#### [DIRECTIONS]
Filter out every line below that lacks "Page", and copy the rest.

*** Opening EXERCISE DATA ***

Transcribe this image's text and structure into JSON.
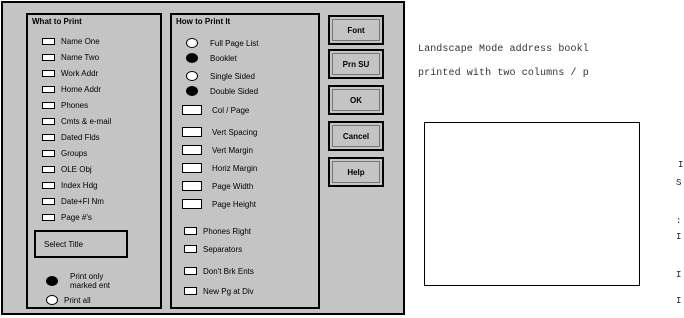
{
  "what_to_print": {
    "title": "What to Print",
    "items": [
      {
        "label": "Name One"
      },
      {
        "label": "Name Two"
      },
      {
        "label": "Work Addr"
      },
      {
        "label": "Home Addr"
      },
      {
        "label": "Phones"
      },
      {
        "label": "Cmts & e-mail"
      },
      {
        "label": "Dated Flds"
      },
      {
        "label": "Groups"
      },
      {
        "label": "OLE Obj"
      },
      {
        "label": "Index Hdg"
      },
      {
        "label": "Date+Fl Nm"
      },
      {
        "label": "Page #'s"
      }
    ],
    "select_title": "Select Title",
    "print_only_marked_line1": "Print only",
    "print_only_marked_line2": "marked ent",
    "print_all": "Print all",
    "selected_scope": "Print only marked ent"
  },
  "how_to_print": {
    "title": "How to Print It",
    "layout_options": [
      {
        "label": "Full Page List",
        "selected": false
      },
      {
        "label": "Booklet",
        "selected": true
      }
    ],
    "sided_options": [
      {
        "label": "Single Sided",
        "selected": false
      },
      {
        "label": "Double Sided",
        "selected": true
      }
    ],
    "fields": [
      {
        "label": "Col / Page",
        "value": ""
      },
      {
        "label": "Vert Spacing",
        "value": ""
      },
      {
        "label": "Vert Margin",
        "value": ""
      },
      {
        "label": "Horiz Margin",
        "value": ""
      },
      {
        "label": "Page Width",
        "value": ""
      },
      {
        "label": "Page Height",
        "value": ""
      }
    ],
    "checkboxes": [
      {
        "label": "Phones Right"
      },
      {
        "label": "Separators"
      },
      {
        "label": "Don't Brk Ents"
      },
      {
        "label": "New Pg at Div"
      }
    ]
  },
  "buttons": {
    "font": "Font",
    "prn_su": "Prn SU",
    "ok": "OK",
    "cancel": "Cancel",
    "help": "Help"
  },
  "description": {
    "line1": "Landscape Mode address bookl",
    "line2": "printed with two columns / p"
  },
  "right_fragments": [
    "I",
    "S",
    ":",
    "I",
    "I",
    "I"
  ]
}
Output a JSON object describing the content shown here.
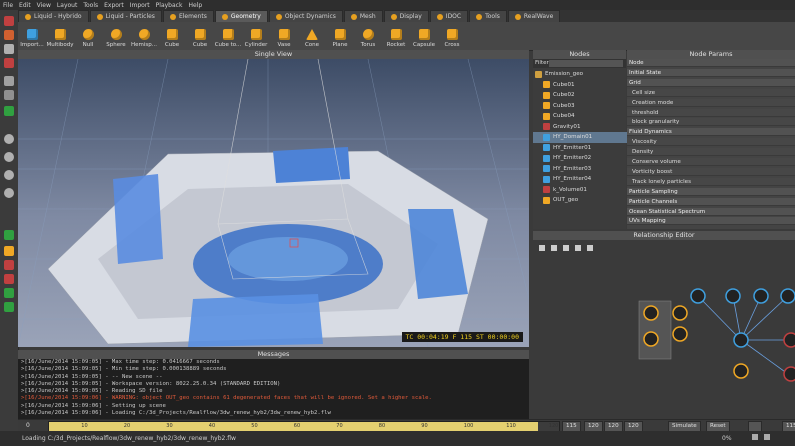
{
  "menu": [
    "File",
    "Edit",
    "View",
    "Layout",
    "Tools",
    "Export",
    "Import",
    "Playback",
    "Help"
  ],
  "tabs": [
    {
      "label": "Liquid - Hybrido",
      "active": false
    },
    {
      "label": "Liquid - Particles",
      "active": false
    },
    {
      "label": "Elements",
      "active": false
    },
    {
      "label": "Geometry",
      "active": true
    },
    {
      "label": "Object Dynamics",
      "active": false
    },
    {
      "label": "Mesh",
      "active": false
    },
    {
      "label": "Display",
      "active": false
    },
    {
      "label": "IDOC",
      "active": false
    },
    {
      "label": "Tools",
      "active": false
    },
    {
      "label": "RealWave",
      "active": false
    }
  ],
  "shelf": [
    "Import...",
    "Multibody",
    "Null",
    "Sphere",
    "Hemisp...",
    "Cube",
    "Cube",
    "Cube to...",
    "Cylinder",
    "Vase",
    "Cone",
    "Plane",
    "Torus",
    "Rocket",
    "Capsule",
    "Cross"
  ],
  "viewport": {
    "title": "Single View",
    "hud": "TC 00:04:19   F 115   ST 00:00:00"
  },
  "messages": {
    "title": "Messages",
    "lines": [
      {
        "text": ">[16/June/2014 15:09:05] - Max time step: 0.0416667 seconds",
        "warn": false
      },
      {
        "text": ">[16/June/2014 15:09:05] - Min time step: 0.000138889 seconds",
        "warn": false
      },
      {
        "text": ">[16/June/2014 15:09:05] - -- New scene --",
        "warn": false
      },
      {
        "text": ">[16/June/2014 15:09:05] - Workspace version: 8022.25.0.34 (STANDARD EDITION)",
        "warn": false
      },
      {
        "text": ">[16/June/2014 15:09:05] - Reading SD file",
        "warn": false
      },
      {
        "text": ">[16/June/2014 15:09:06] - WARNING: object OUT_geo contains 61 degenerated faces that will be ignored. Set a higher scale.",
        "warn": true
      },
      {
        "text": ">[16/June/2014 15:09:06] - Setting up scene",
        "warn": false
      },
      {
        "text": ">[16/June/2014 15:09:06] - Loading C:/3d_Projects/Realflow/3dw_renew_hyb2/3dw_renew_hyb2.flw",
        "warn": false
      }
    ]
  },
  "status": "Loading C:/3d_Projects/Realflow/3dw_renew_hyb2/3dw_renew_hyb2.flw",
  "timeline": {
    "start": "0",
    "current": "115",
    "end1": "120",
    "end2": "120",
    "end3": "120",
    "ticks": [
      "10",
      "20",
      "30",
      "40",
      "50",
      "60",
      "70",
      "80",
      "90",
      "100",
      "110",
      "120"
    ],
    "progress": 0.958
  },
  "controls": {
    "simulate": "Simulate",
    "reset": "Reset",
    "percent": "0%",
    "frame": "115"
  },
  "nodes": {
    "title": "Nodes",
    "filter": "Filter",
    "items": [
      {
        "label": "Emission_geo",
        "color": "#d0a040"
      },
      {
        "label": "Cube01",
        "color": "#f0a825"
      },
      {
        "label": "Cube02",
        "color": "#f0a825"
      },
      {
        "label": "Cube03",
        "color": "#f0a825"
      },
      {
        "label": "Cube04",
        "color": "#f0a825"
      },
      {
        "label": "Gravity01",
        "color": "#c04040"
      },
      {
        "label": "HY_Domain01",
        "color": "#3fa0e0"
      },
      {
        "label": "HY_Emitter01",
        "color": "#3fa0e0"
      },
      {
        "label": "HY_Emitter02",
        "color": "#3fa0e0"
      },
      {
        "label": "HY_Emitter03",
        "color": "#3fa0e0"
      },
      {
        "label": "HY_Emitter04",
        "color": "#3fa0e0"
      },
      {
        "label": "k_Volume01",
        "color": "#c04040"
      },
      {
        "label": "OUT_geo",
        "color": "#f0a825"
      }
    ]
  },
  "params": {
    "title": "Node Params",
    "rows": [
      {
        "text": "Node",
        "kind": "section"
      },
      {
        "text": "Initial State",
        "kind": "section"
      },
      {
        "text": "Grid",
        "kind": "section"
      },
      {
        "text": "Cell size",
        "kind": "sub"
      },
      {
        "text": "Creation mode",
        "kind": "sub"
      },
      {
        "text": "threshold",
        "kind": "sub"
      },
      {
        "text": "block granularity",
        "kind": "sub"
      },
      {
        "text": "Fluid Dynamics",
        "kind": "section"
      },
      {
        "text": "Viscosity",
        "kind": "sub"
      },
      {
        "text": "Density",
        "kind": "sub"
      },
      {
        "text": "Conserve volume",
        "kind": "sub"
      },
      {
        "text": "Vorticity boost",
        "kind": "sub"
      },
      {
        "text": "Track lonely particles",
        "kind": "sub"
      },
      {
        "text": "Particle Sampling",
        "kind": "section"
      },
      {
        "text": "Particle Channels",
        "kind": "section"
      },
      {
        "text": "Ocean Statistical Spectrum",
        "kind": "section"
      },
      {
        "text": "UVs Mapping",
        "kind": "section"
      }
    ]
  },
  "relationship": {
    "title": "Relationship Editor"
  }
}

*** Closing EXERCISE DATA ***
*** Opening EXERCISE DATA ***

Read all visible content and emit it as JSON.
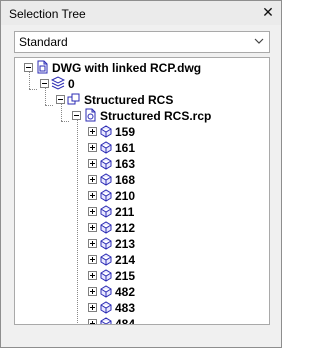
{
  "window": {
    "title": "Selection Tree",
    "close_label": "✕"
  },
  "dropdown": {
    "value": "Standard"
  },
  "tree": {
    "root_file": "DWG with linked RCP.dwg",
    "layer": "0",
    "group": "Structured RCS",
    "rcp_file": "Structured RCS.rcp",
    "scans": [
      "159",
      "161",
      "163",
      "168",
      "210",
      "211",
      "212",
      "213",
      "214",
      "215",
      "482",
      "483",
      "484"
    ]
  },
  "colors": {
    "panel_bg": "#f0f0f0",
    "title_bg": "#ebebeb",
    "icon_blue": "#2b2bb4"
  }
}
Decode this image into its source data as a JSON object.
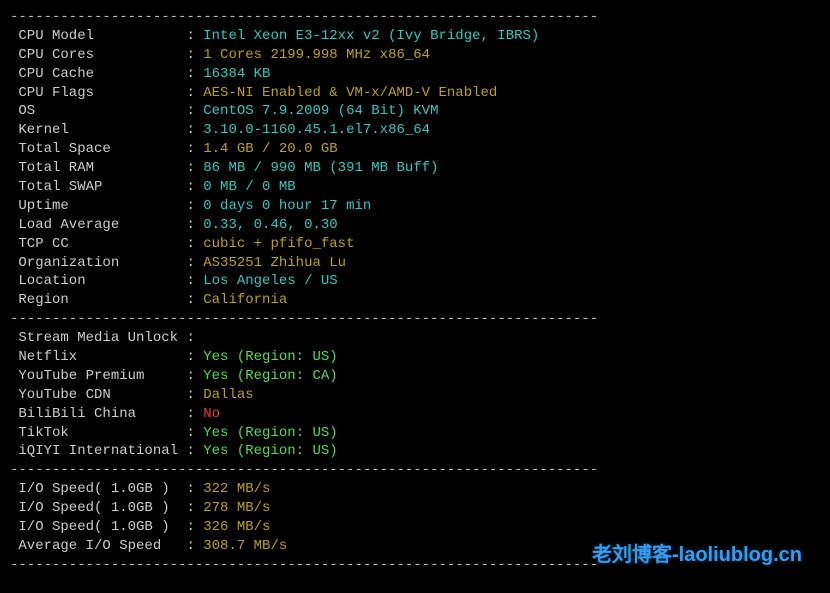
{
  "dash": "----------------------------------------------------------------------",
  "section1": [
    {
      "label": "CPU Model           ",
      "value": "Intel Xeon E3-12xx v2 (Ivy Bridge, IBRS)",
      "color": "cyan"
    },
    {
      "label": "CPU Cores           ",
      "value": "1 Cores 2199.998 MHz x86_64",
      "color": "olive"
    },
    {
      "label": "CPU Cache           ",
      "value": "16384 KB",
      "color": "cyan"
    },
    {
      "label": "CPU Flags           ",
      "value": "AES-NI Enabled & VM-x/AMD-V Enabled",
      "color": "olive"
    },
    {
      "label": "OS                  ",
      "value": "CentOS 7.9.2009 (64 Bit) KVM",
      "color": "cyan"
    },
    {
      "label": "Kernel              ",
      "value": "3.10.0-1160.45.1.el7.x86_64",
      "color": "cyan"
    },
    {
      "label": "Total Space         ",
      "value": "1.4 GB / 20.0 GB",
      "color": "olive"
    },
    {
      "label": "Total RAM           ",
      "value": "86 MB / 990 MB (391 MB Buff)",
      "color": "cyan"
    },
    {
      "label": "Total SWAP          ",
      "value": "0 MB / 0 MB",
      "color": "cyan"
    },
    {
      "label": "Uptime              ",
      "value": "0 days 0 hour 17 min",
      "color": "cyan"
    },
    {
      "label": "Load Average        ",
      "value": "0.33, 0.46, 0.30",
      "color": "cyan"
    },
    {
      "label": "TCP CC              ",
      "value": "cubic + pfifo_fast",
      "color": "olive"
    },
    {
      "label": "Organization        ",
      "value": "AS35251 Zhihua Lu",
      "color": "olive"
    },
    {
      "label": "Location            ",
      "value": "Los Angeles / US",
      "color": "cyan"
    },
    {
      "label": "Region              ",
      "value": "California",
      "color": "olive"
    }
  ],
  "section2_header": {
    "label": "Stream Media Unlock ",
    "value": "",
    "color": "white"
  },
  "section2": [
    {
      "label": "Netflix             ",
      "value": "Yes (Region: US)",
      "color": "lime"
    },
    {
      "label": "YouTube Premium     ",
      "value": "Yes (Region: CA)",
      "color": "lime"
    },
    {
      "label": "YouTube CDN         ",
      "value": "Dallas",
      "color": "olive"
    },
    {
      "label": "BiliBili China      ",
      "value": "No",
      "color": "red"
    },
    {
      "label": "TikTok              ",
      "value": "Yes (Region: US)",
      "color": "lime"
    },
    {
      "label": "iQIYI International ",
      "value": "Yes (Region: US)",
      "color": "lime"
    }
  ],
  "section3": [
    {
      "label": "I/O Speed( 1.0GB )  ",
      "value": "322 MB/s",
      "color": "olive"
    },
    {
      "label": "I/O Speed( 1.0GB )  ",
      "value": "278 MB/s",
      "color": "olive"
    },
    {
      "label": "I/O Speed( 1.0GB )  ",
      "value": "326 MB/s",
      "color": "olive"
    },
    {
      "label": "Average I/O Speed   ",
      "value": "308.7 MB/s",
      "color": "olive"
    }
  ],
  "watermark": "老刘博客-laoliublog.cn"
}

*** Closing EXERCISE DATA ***

#### [OUTPUT FOR THIS TASK]
        "label": "Page #'s"
        "label": "Full Page List",
        "label": "Col / Page",
        "label": "Page Width",
        "label": "Page Height",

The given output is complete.